Skip to main content

The largest Canadian provider of reverse mortgages has sold $75-million of the loans to another bank, marking the first time a portfolio of this special category of home loans has been sold as a financial product in Canada.

HomeEquity Bank announced the sale to an unidentified Canadian bank on Wednesday. The buyer is Concentra Bank, a Saskatoon-based provider of wholesale banking and trust company services to credit unions, The Globe and Mail confirmed. HomeEquity Bank will continue to administer the mortgages on its behalf.

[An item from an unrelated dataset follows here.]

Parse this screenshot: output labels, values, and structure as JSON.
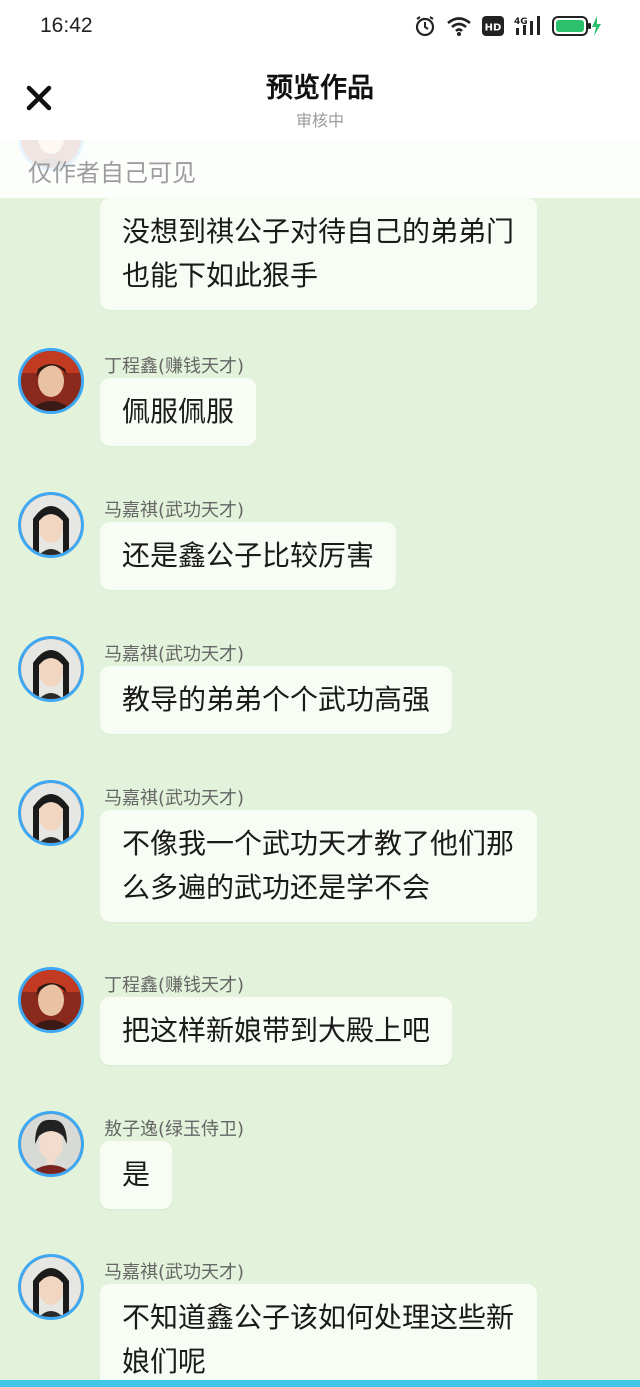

HomeEquity Bank is hoping the deal is a first step toward establishing a new market for buying and selling reverse mortgages, which are a small but growing niche product in Canada’s mortgage sector. The bank is looking to other financial institutions and pension plans as potential buyers, in an effort to manage its capital and diversify the sources of its funding, which comes mostly from deposits in guaranteed investment certificates, or GICs.

“The thing we really like about this is that somebody else now appreciates the nature of the business and the nature of the assets,” chief executive Steven Ranson said.

Reverse mortgages allow homeowners at the age of 55 or older to borrow against their primary home without making payments against the loan until it comes due – usually when the owner moves, sells the home or dies. These loans typically carry higher interest rates than conventional mortgages to compensate the lender for the longer time to repayment, which can average about nine to 12 years.

HomeEquity Bank dominates this small market in Canada through its CHIP Reverse Mortgage product, with nearly $3.3-billion in reverse mortgages on its balance sheet as of Oct. 31, according to regulatory filings. Its lone domestic competitor is Equitable Bank, a digital bank that is a relative newcomer to the category.

The market for reverse mortgages is growing: HomeEquity Bank expects to issue about $900-million in new reverse mortgages in the coming year, and would like to sell 10 per cent to 20 per cent of those, Mr. Ranson said.

Reverse mortgages “are a new area for us,” Concentra spokesperson Deborah Chatterton said, but the bank’s business model includes buying and selling mortgages and “our analysis indicated this was a good opportunity for us."

Your time is valuable. Have the Top Business Headlines newsletter conveniently delivered to your inbox in the morning or evening. Sign up today.

Follow related authors and topics

Authors and topics you follow will be added to your personal news feed in Following.

Interact with The Globe